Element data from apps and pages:
════════════════

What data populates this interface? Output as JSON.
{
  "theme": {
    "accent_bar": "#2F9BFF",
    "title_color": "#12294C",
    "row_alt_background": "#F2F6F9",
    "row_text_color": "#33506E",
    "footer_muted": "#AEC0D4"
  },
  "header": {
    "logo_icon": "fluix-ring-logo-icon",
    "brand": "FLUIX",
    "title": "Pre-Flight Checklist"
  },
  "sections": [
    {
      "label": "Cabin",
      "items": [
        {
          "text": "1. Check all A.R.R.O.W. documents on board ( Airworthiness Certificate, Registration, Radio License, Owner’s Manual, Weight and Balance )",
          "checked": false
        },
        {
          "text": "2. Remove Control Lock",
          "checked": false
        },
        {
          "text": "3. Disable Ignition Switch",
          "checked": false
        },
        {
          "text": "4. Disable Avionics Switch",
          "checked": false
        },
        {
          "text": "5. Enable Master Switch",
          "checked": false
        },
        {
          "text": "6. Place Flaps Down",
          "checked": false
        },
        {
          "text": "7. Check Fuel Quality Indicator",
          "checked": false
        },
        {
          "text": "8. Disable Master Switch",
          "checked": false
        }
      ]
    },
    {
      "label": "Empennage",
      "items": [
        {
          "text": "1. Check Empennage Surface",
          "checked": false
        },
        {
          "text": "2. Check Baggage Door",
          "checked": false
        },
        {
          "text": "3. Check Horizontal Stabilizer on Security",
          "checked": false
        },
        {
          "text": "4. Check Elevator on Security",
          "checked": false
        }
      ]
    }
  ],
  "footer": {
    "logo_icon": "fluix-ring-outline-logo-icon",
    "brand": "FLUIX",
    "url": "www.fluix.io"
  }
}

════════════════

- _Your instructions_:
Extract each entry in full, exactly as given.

- _Written solution_:
What data populates this interface? Output as JSON.
{
  "theme": {
    "accent_bar": "#2F9BFF",
    "title_color": "#12294C",
    "row_alt_background": "#F2F6F9",
    "row_text_color": "#33506E",
    "footer_muted": "#AEC0D4"
  },
  "header": {
    "logo_icon": "fluix-ring-logo-icon",
    "brand": "FLUIX",
    "title": "Pre-Flight Checklist"
  },
  "sections": [
    {
      "label": "Cabin",
      "items": [
        {
          "text": "1. Check all A.R.R.O.W. documents on board ( Airworthiness Certificate, Registration, Radio License, Owner’s Manual, Weight and Balance )",
          "checked": false
        },
        {
          "text": "2. Remove Control Lock",
          "checked": false
        },
        {
          "text": "3. Disable Ignition Switch",
          "checked": false
        },
        {
          "text": "4. Disable Avionics Switch",
          "checked": false
        },
        {
          "text": "5. Enable Master Switch",
          "checked": false
        },
        {
          "text": "6. Place Flaps Down",
          "checked": false
        },
        {
          "text": "7. Check Fuel Quality Indicator",
          "checked": false
        },
        {
          "text": "8. Disable Master Switch",
          "checked": false
        }
      ]
    },
    {
      "label": "Empennage",
      "items": [
        {
          "text": "1. Check Empennage Surface",
          "checked": false
        },
        {
          "text": "2. Check Baggage Door",
          "checked": false
        },
        {
          "text": "3. Check Horizontal Stabilizer on Security",
          "checked": false
        },
        {
          "text": "4. Check Elevator on Security",
          "checked": false
        }
      ]
    }
  ],
  "footer": {
    "logo_icon": "fluix-ring-outline-logo-icon",
    "brand": "FLUIX",
    "url": "www.fluix.io"
  }
}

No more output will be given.